Work task: Go through the listing below and repeat it exactly, omitting each picture.

- - - - -

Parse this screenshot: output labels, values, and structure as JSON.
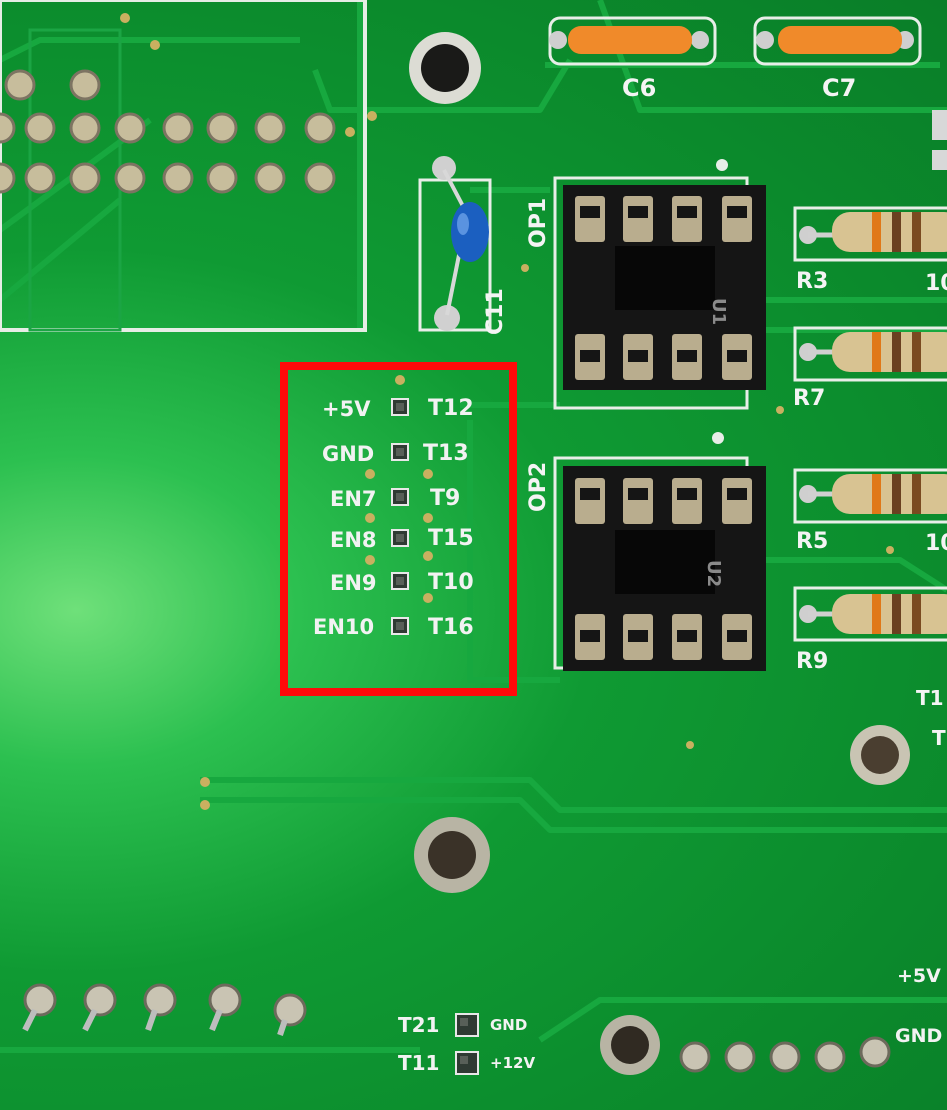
{
  "components": {
    "capacitors": {
      "c6": "C6",
      "c7": "C7",
      "c11": "C11"
    },
    "sockets": {
      "op1": "OP1",
      "op2": "OP2",
      "op1_mark": "U1",
      "op2_mark": "U2"
    },
    "resistors": {
      "r3": "R3",
      "r7": "R7",
      "r5": "R5",
      "r9": "R9",
      "r3_value_partial": "10",
      "r5_value_partial": "10"
    }
  },
  "test_points": {
    "rows": [
      {
        "left": "+5V",
        "right": "T12"
      },
      {
        "left": "GND",
        "right": "T13"
      },
      {
        "left": "EN7",
        "right": "T9"
      },
      {
        "left": "EN8",
        "right": "T15"
      },
      {
        "left": "EN9",
        "right": "T10"
      },
      {
        "left": "EN10",
        "right": "T16"
      }
    ]
  },
  "bottom": {
    "t21": "T21",
    "t21_net": "GND",
    "t11": "T11",
    "t11_net": "+12V",
    "right_5v": "+5V",
    "right_gnd": "GND"
  },
  "right_edge": {
    "t1_partial": "T1",
    "t_partial": "T"
  },
  "colors": {
    "board": "#0b8a2c",
    "silkscreen": "#f2f2f2",
    "highlight": "#ff0a0a",
    "socket": "#151515",
    "pad_metal": "#b9ad8e"
  }
}
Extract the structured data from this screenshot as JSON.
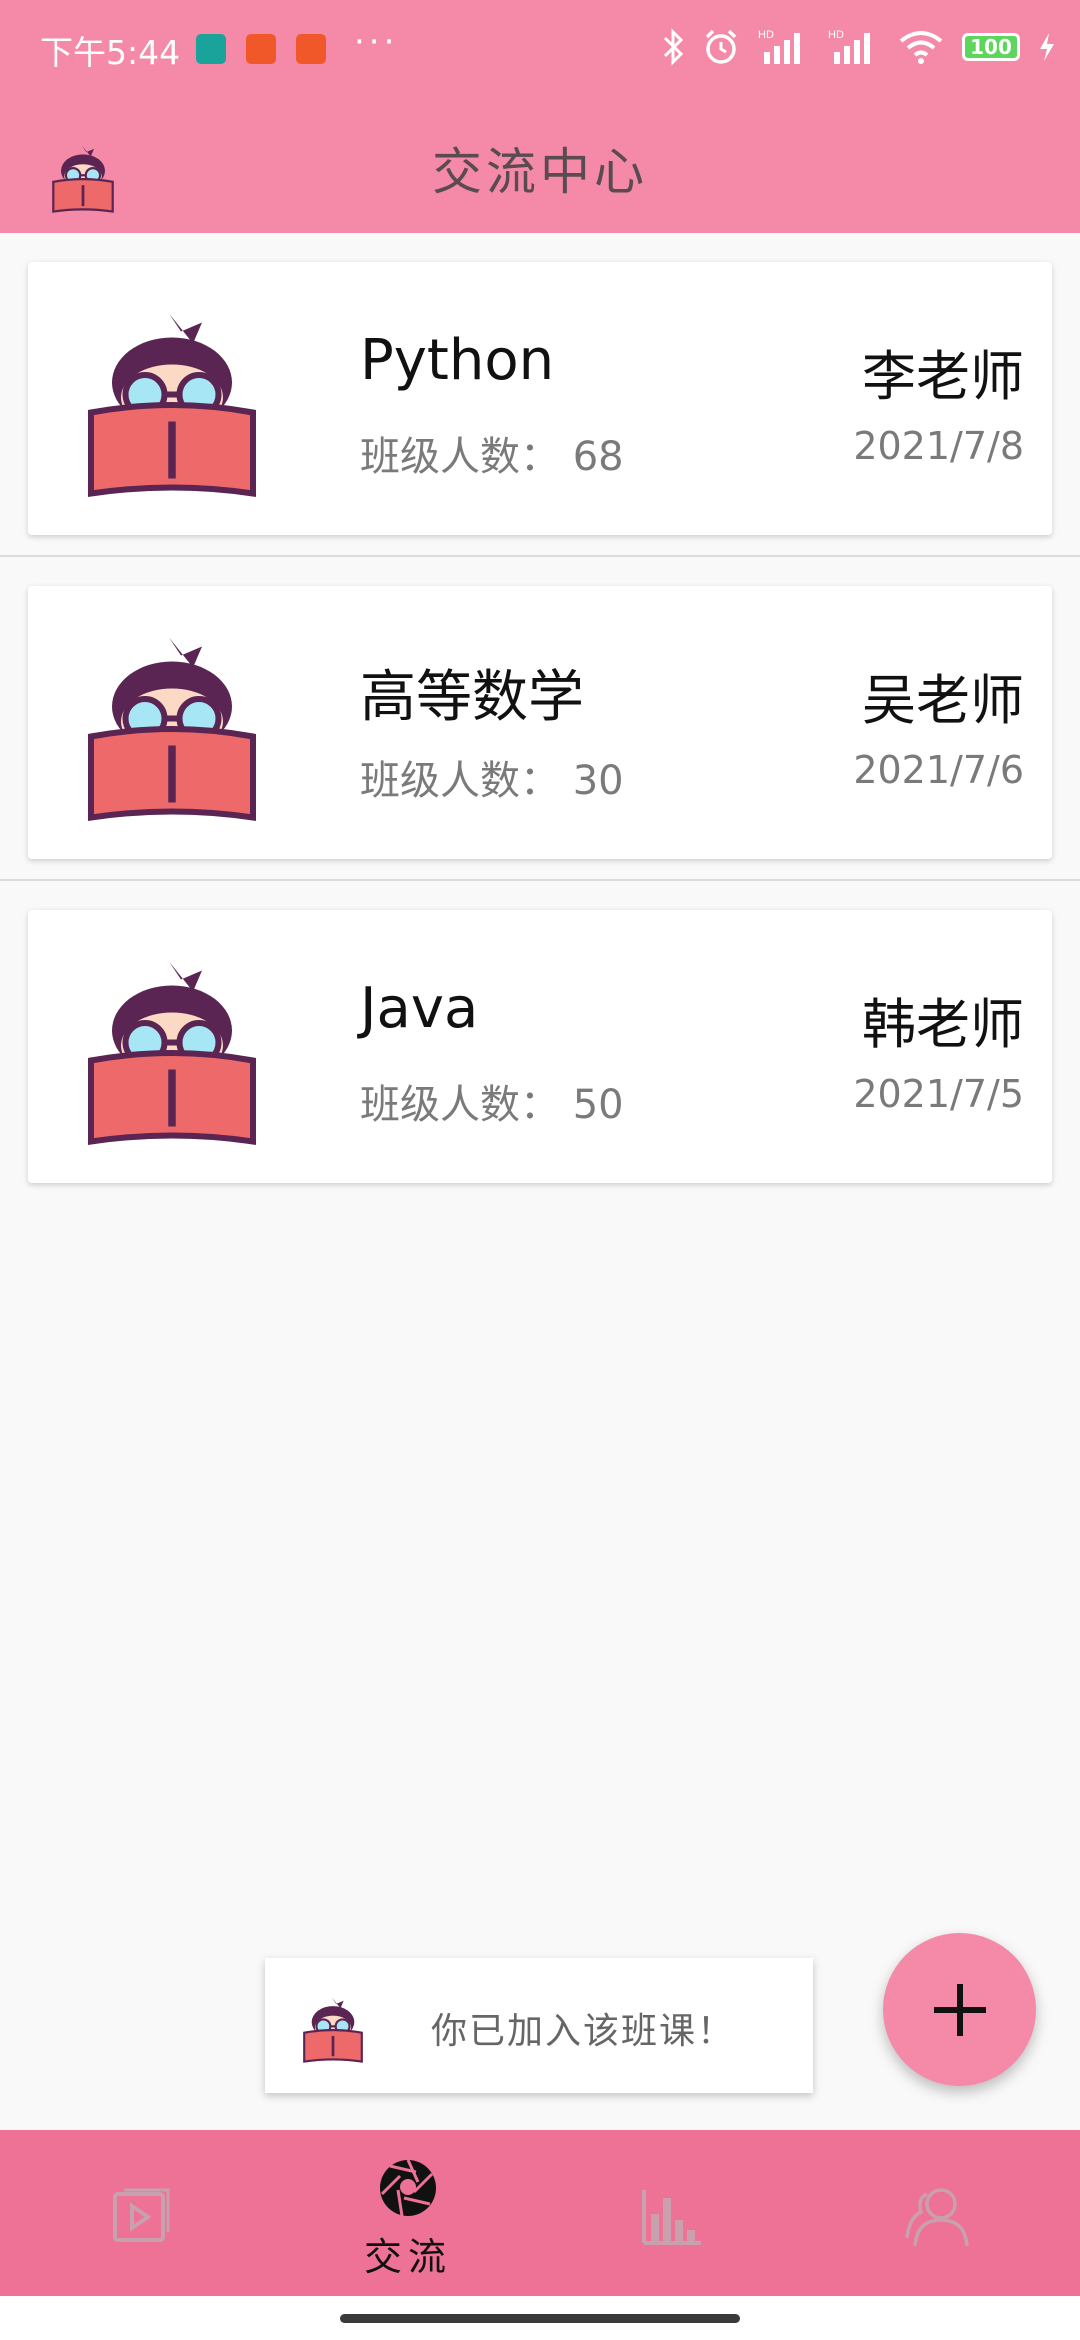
{
  "status_bar": {
    "time": "下午5:44",
    "battery": "100",
    "icons": [
      "app-notification-icon",
      "wechat-icon",
      "wechat-icon",
      "more-dots-icon",
      "bluetooth-icon",
      "alarm-icon",
      "signal-hd-icon",
      "signal-hd-icon",
      "wifi-icon",
      "battery-icon",
      "charging-icon"
    ]
  },
  "app_bar": {
    "title": "交流中心",
    "logo": "reading-student-logo"
  },
  "classes": [
    {
      "name": "Python",
      "count_label": "班级人数：",
      "count": "68",
      "teacher": "李老师",
      "date": "2021/7/8"
    },
    {
      "name": "高等数学",
      "count_label": "班级人数：",
      "count": "30",
      "teacher": "吴老师",
      "date": "2021/7/6"
    },
    {
      "name": "Java",
      "count_label": "班级人数：",
      "count": "50",
      "teacher": "韩老师",
      "date": "2021/7/5"
    }
  ],
  "toast": {
    "message": "你已加入该班课！"
  },
  "fab": {
    "icon": "plus-icon"
  },
  "bottom_nav": {
    "items": [
      {
        "icon": "video-icon",
        "label": ""
      },
      {
        "icon": "aperture-icon",
        "label": "交流",
        "active": true
      },
      {
        "icon": "bar-chart-icon",
        "label": ""
      },
      {
        "icon": "people-icon",
        "label": ""
      }
    ]
  },
  "colors": {
    "primary": "#f48aa7",
    "bottom_nav": "#ee7196",
    "background": "#f9f9f9",
    "book": "#ee6969",
    "hair": "#5a2552"
  }
}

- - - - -

Solution to the exercise:
Parse this screenshot: output labels, values, and structure as JSON.
{
  "components": {
    "capacitors": {
      "c6": "C6",
      "c7": "C7",
      "c11": "C11"
    },
    "sockets": {
      "op1": "OP1",
      "op2": "OP2",
      "op1_mark": "U1",
      "op2_mark": "U2"
    },
    "resistors": {
      "r3": "R3",
      "r7": "R7",
      "r5": "R5",
      "r9": "R9",
      "r3_value_partial": "10",
      "r5_value_partial": "10"
    }
  },
  "test_points": {
    "rows": [
      {
        "left": "+5V",
        "right": "T12"
      },
      {
        "left": "GND",
        "right": "T13"
      },
      {
        "left": "EN7",
        "right": "T9"
      },
      {
        "left": "EN8",
        "right": "T15"
      },
      {
        "left": "EN9",
        "right": "T10"
      },
      {
        "left": "EN10",
        "right": "T16"
      }
    ]
  },
  "bottom": {
    "t21": "T21",
    "t21_net": "GND",
    "t11": "T11",
    "t11_net": "+12V",
    "right_5v": "+5V",
    "right_gnd": "GND"
  },
  "right_edge": {
    "t1_partial": "T1",
    "t_partial": "T"
  },
  "colors": {
    "board": "#0b8a2c",
    "silkscreen": "#f2f2f2",
    "highlight": "#ff0a0a",
    "socket": "#151515",
    "pad_metal": "#b9ad8e"
  }
}
Extract the structured data from this screenshot as JSON.
{
  "status_bar": {
    "time": "下午5:44",
    "battery": "100",
    "icons": [
      "app-notification-icon",
      "wechat-icon",
      "wechat-icon",
      "more-dots-icon",
      "bluetooth-icon",
      "alarm-icon",
      "signal-hd-icon",
      "signal-hd-icon",
      "wifi-icon",
      "battery-icon",
      "charging-icon"
    ]
  },
  "app_bar": {
    "title": "交流中心",
    "logo": "reading-student-logo"
  },
  "classes": [
    {
      "name": "Python",
      "count_label": "班级人数：",
      "count": "68",
      "teacher": "李老师",
      "date": "2021/7/8"
    },
    {
      "name": "高等数学",
      "count_label": "班级人数：",
      "count": "30",
      "teacher": "吴老师",
      "date": "2021/7/6"
    },
    {
      "name": "Java",
      "count_label": "班级人数：",
      "count": "50",
      "teacher": "韩老师",
      "date": "2021/7/5"
    }
  ],
  "toast": {
    "message": "你已加入该班课！"
  },
  "fab": {
    "icon": "plus-icon"
  },
  "bottom_nav": {
    "items": [
      {
        "icon": "video-icon",
        "label": ""
      },
      {
        "icon": "aperture-icon",
        "label": "交流",
        "active": true
      },
      {
        "icon": "bar-chart-icon",
        "label": ""
      },
      {
        "icon": "people-icon",
        "label": ""
      }
    ]
  },
  "colors": {
    "primary": "#f48aa7",
    "bottom_nav": "#ee7196",
    "background": "#f9f9f9",
    "book": "#ee6969",
    "hair": "#5a2552"
  }
}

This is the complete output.